The second official Identity Management Day happens to be during the most intense cybersecurity situations and tensions we’ve seen in history. From the increased cyber threat warnings to Biden’s cry for cybersecurity help — and cyber budget increases — Identity Management Day on April 12 shines light on the importance of identity and access management (IAM) programs.
Amid looming Russian cyber threats and an industry-wide battle cry for \’Zero Trust\’ strategies, organizations from both the private and public sectors are scrambling to embrace and implement Zero Trust strategies across digital assets. An important aspect of Zero Trust is mastering an identity and access management (IAM) program, however, the blurred lines created by a remote workforce and using personal devices for work have made it more challenging than ever for IT and security teams to manage across the organization.
Given the spate of recent attacks leveraging privileged identities, governance of privilege has claimed its stake in Zero Trust initiatives. With this new reality, one imperative element that many businesses overlook is limiting the privileges a person — or a machine — has access to by maintaining zero standing privilege (ZSP). This includes protecting admin authorization and protecting organizations against the discovery of admin credentials, hashes or secrets from inside the network.

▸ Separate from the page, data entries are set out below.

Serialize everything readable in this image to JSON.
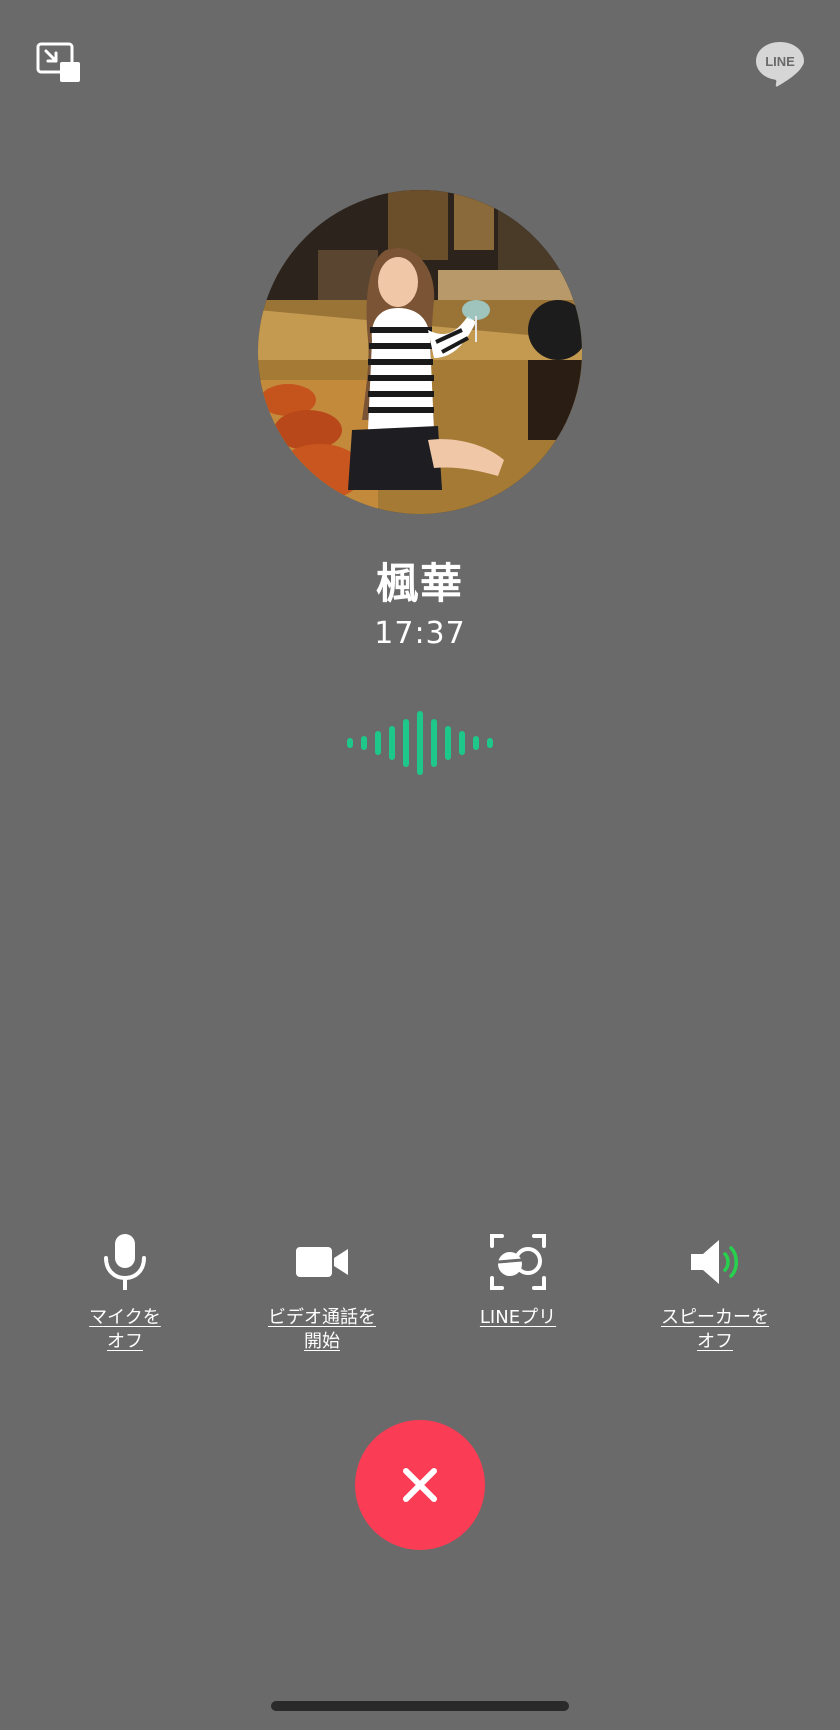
{
  "header": {
    "minimize_icon": "picture-in-picture-icon",
    "logo_text": "LINE"
  },
  "caller": {
    "name": "楓華",
    "call_duration": "17:37"
  },
  "controls": {
    "mic_label": "マイクを\nオフ",
    "video_label": "ビデオ通話を\n開始",
    "filter_label": "LINEプリ",
    "speaker_label": "スピーカーを\nオフ"
  },
  "end_call_icon": "close-icon",
  "colors": {
    "background": "#6a6a6a",
    "accent_green": "#1ec88a",
    "speaker_wave": "#27d14e",
    "end_call": "#fb3c55"
  }
}
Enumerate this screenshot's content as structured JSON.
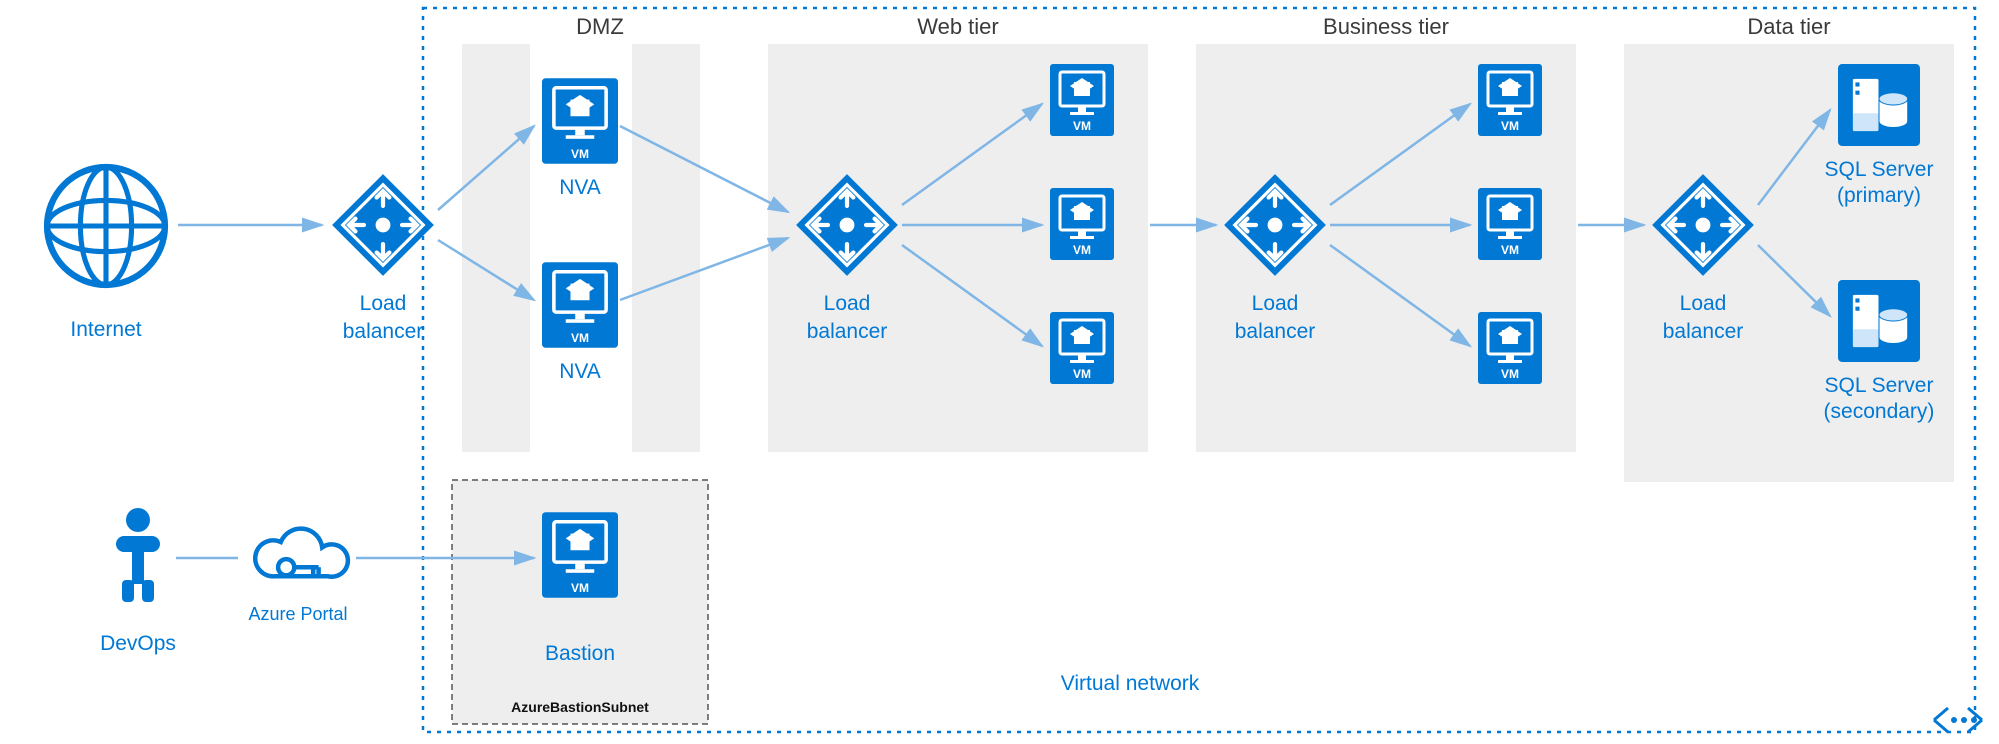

Reducing the attack surface is the most important proactive IAM measure an organization can do to mitigate threats, as the majority of today\’s attackers accomplish their mission by leveraging privilege (or admin) account sprawl — a very large and highly exploited attack surface. Simply put, today\’s hackers know what they\’re doing. Once an attacker is inside any infrastructure or system, for example, elevating privileges and moving laterally to find crown jewels is straightforward. From there, they can encrypt data, execute a ransomware attack, and much more.